Where should a civic digital trust reside? How does it sustainably resource its operations? How does it avoid conflicts of interest?
The trust could be a new department within government or an arms' length agency of government. Governments already have representative democratic election processes, are stewards of the public interest, and it can be argued that politicians already have a fiduciary duty to their constituents.
It could be a not for profit, either existing or established for the specific purpose of running the data trust. A neutral third party might have the least potential for conflict of interest beneficiaries.
It could be a for profit social enterprise. A for profit corporation could be lean, agile, and generate sustainable sources of revenue while ultimately serving a higher public purpose.
An example of a relevant arms-length agency of government is the Toronto Public Library. It is the world's largest neighbourhood-based library with the mission to empower Torontonians to thrive in the digital age and global knowledge economy. The Toronto Public Library is governed by a Board appointed by Toronto City Council. The Board is composed of eight citizen members, four Toronto City Councillors and the Mayor or his designate.
An example of a relevant not for profit is Code for Canada. Code for Canada is a national nonprofit that connects government innovators with the tech and design community. Their programs enable governments to deliver better digital public services and empower communities to solve civic challenges using technology and design. Code for Canada runs Civic Hall Toronto, which enables government innovators, entrepreneurs, nonprofits and community to share, learn and collaborate. Code for Canada has a privately appointed nine member Board of Directors.

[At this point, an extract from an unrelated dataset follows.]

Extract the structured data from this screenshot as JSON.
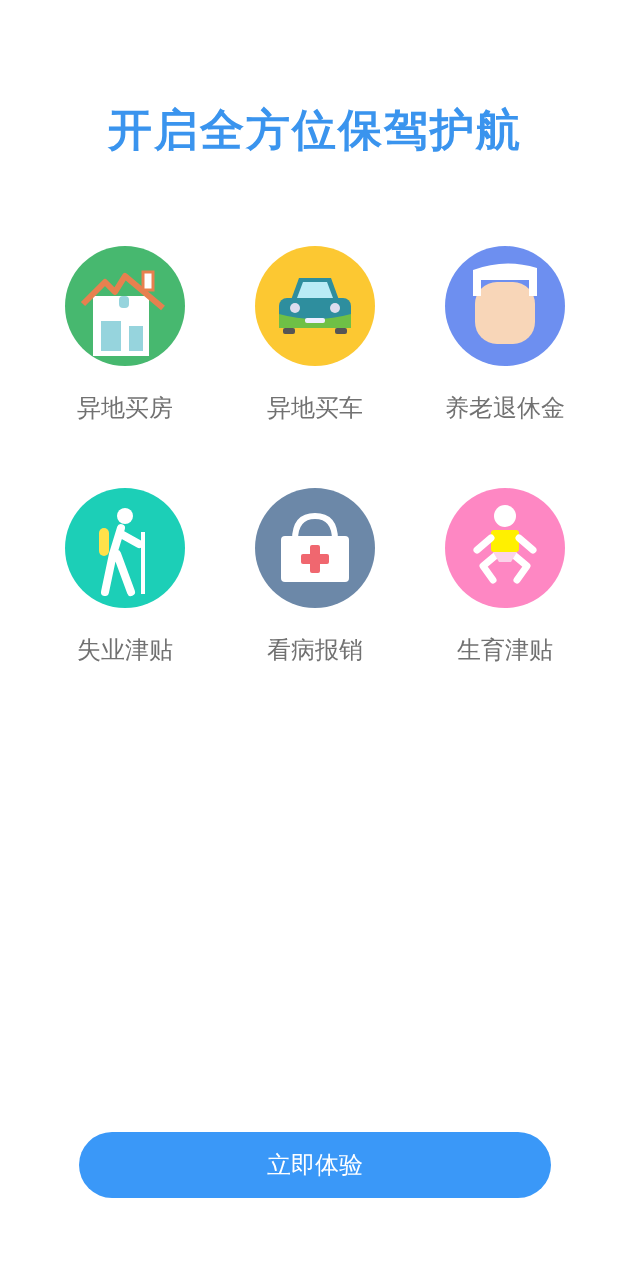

An example of a relevant for profit enterprise is T4G. T4G is a privately held values-based company and certified B Corporation with offices across Canada. T4G builds intelligent software and provides advanced analytics services.
These examples are merely illustrative of a range of possible business models. We do not intend to imply that any of these organizations are considering establishing a civic digital trust. Each of these business models has different strengths and weaknesses, which are summarized in the following table:
Government Department or Agency
Not For Profit Organization
For Profit Social Enterprise
Applicable Privacy Legislation
Freedom of Information and Protection of Privacy Act or Municipal Freedom of Information and Protection of Privacy Act
Personal Information Protection and Electronic Documents Act (only if the not for profit was engaged in a commercial activity)
Personal Information Protection and Electronic Documents Act
Control and Enforcement
Government agency as regulator to ensure shared citizen data use does not violate privacy laws. End users must still comply with minimum legal standards applicable to the end user.
Internal process. Compliance with regulatory standard. Entity can remove participation of data user and potentially enforce rights in court. End users must still comply with minimum legal standards applicable to the end user.
Subject to regulatory oversight. Compliance with regulatory standard. Entity can remove participation of data user and potentially enforce rights in court. End users must still comply with minimum legal standards applicable to the end user.
Government collected Data
Government collected Data
Limit data that can be made open
Limit data users (stakeholders)
Interviews with subject matter experts emphasized the models of oversight for the trust needs to have representation from many stakeholders to balance the interests of the public sector, citizens and businesses. One interviewee thought that only residents should have a seat at the table. Another said that if you only have residents, the trust becomes just another consultation process: all influencers need a seat at the table to create a genuine negotiating space.
A civic digital trust requires significant resources to cover the cost of ongoing operations. Below are common methods to extract value from underlying business assets that are commonly used in today's digital economy.
A business model where a product of service has both free access (usually limited in functionality) and a premium version (unrestricted access) that allows users to test or utilize the functionality as needed.
Collective public private contribution of data sets for access other data repositories (open data, de-identified data sets, etc)
This model of value capture is dominant in the mobile Apps. Typically free to download the basic version and any upgrades or further access require payment
A recurring fee for continued service or access
We see this model prevalent with digital assets from hosts such as Netflix and Spotify
Fee for Access
Users can pay a fee for access to the products and services of a business
This model is starting to emerge for online web access to news articles, by charging fees to non-subscribers
A metered service, where the user of the product or service has access and charged for the interactions when used
Typically seen in cloud-based SaaS (Software-as-a-Service) models
Social Value Exchange
Value exchange does not have to be monetary. Private institution might gain access in order to provide better public services
Third Party Pays
Government, philanthropy or corporate sponsors may cover the costs of operations